## ACTIVITY
Gather all lines from the material that contain "caption".

## WORKING DATA
_ _ _ _ _ _ _

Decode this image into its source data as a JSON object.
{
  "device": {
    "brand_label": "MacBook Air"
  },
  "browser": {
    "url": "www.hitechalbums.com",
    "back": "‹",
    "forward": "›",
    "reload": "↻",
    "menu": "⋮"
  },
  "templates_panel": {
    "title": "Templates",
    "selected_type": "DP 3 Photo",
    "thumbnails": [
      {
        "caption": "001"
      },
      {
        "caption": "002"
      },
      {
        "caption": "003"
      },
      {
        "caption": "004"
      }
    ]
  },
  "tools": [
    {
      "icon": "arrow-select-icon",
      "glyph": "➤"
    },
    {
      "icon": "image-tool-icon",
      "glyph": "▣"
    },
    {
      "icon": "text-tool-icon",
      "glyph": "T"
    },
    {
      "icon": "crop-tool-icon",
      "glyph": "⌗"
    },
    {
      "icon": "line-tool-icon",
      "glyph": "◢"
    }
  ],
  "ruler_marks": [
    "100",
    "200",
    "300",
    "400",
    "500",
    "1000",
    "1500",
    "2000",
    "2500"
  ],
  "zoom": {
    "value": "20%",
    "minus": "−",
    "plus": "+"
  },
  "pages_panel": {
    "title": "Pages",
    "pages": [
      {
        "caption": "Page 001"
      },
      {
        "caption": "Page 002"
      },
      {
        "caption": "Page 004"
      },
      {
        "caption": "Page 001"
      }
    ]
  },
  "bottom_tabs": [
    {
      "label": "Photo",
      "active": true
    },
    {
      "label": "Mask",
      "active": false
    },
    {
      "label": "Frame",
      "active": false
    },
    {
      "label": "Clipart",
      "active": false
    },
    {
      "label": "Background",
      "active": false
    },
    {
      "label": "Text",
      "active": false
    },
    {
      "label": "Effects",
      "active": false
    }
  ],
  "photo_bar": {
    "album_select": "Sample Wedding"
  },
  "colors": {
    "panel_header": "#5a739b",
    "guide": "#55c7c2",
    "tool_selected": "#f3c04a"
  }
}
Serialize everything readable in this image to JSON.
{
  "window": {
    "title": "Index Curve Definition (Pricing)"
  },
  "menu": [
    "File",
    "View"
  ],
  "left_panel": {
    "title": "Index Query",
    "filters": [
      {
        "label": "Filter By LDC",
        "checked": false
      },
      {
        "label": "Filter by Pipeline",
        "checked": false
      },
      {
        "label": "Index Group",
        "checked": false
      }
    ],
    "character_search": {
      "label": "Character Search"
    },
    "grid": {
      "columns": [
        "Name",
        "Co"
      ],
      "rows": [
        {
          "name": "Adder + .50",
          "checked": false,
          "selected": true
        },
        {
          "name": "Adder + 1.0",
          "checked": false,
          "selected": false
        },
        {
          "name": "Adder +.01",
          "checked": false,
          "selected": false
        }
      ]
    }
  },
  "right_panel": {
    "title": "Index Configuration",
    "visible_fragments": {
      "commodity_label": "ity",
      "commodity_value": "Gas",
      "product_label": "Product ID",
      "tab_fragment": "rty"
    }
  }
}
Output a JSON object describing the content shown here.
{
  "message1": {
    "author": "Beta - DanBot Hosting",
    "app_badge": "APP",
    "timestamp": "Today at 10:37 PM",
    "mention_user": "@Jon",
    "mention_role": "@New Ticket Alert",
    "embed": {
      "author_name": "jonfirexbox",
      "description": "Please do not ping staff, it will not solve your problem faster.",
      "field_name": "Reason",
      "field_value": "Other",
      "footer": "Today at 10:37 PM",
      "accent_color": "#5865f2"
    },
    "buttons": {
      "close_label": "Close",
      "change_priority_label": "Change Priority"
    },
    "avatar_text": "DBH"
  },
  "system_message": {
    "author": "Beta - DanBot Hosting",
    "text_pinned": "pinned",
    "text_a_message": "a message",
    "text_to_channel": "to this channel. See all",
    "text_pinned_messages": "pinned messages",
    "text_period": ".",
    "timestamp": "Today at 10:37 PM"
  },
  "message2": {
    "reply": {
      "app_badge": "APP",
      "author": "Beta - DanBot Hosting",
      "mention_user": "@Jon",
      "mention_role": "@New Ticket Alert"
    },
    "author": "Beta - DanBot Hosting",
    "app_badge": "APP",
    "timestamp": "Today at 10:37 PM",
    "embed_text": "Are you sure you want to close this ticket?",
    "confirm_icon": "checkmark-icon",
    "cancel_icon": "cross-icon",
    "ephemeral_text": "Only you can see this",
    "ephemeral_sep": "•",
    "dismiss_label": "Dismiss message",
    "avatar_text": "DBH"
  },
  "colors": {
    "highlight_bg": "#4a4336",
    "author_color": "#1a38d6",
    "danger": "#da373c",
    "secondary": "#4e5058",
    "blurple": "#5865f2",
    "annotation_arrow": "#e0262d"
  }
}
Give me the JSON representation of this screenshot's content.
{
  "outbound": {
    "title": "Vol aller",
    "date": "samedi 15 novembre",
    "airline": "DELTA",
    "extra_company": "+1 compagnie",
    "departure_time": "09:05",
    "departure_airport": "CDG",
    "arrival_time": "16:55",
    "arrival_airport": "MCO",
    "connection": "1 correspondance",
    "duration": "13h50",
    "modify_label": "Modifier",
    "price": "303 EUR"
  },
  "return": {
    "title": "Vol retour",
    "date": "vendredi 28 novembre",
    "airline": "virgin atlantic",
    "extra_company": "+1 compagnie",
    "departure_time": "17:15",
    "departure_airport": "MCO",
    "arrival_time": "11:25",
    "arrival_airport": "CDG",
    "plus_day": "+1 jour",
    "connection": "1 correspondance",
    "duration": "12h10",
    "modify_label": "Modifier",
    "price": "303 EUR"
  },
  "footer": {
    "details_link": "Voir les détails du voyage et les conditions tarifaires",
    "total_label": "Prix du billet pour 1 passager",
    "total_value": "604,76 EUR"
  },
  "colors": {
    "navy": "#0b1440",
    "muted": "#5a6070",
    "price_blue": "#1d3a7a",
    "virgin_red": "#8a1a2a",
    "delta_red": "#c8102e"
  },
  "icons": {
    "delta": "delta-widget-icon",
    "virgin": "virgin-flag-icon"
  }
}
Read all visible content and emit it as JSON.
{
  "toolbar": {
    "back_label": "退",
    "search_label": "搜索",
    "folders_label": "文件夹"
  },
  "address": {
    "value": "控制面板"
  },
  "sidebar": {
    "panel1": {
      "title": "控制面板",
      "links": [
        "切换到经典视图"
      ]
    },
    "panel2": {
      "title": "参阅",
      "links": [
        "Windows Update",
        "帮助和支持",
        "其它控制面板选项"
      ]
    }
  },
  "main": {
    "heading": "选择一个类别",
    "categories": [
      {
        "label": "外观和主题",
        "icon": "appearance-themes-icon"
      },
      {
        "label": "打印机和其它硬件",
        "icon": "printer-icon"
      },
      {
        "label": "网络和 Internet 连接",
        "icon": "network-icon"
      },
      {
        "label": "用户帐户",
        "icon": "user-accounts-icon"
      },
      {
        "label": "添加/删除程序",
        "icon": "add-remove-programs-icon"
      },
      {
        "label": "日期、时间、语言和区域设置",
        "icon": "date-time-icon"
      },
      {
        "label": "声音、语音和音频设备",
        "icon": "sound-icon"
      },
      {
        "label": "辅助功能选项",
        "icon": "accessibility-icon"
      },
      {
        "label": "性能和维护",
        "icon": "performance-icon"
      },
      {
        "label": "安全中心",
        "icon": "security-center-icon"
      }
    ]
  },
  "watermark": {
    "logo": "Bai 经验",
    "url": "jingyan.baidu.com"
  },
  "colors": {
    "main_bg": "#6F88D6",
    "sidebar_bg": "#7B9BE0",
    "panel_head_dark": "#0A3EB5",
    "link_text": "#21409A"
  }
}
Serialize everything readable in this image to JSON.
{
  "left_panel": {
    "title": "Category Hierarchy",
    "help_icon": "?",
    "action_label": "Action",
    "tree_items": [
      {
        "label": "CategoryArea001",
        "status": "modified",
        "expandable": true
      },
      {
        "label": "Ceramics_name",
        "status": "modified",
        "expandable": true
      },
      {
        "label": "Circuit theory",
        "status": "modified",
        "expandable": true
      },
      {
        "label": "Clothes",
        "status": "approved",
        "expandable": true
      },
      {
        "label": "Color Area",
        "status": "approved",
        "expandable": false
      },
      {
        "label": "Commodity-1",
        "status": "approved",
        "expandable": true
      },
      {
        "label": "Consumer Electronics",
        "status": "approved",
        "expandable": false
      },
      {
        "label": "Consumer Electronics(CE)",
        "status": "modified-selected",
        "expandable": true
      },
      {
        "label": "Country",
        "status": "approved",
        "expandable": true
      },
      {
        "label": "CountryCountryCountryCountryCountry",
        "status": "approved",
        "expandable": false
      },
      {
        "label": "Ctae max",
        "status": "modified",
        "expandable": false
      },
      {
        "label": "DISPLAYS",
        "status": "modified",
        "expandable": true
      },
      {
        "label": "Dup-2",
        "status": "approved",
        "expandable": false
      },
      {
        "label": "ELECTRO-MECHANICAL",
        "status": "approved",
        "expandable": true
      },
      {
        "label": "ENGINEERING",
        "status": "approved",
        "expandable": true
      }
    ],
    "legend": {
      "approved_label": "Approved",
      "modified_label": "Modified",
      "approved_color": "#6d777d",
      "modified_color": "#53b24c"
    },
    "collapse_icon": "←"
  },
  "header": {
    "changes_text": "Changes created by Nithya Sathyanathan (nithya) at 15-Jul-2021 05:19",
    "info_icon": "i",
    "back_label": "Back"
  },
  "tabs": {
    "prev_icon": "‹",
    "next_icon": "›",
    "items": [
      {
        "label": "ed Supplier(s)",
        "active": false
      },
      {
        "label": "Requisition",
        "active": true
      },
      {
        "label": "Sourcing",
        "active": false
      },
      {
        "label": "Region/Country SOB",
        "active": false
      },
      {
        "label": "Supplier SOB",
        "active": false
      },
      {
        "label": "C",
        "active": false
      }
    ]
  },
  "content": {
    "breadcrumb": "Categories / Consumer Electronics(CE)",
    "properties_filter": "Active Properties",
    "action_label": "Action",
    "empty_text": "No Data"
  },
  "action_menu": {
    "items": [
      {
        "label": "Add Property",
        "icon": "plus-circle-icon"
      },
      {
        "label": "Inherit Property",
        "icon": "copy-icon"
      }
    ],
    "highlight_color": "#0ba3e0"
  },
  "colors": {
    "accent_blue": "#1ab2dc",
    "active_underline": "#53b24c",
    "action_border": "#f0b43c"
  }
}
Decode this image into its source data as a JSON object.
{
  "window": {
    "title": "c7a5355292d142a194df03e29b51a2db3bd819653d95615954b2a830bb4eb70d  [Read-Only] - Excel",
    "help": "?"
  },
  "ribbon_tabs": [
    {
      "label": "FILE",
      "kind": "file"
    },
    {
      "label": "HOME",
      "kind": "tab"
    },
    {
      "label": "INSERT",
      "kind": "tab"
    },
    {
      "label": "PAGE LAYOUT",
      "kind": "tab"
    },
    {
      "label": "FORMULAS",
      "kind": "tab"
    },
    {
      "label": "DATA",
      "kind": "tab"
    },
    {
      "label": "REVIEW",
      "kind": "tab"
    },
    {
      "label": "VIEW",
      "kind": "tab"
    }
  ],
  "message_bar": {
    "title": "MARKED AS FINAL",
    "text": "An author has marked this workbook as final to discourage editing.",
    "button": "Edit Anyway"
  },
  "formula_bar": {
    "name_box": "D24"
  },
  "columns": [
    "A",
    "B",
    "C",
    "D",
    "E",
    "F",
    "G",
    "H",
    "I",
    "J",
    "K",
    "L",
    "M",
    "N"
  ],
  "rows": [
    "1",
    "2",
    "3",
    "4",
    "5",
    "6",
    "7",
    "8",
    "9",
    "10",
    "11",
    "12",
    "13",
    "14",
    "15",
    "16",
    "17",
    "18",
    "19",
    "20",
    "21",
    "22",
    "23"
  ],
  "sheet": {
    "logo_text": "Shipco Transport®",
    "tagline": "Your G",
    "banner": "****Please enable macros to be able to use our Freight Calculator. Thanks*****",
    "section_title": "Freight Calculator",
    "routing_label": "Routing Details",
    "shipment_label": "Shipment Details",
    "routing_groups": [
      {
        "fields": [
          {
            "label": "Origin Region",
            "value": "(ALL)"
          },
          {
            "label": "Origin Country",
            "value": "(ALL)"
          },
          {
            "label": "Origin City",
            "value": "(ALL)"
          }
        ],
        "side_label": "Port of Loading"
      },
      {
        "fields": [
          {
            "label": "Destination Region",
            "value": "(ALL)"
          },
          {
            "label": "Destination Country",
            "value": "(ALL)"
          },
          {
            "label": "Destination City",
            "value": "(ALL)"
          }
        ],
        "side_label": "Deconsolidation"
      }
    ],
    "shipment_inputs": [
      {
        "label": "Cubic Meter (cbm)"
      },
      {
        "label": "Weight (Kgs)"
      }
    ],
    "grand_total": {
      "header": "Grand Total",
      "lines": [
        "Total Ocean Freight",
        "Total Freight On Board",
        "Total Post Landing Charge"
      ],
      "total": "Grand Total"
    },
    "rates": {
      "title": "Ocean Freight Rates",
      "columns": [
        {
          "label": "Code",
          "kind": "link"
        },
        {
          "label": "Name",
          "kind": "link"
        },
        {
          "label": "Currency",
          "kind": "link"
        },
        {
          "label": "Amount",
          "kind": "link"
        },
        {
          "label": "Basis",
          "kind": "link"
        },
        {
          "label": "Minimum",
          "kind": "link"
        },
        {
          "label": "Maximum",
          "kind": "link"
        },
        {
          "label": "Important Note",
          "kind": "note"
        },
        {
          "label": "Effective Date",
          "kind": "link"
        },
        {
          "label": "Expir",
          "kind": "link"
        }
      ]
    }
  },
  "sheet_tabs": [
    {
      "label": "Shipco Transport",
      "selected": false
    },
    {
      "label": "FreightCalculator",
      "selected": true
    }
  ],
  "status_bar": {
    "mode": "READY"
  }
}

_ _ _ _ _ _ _

## FINISHED TASK
        "caption": "001"
        "caption": "002"
        "caption": "003"
        "caption": "004"
        "caption": "Page 001"
        "caption": "Page 002"
        "caption": "Page 004"
        "caption": "Page 001"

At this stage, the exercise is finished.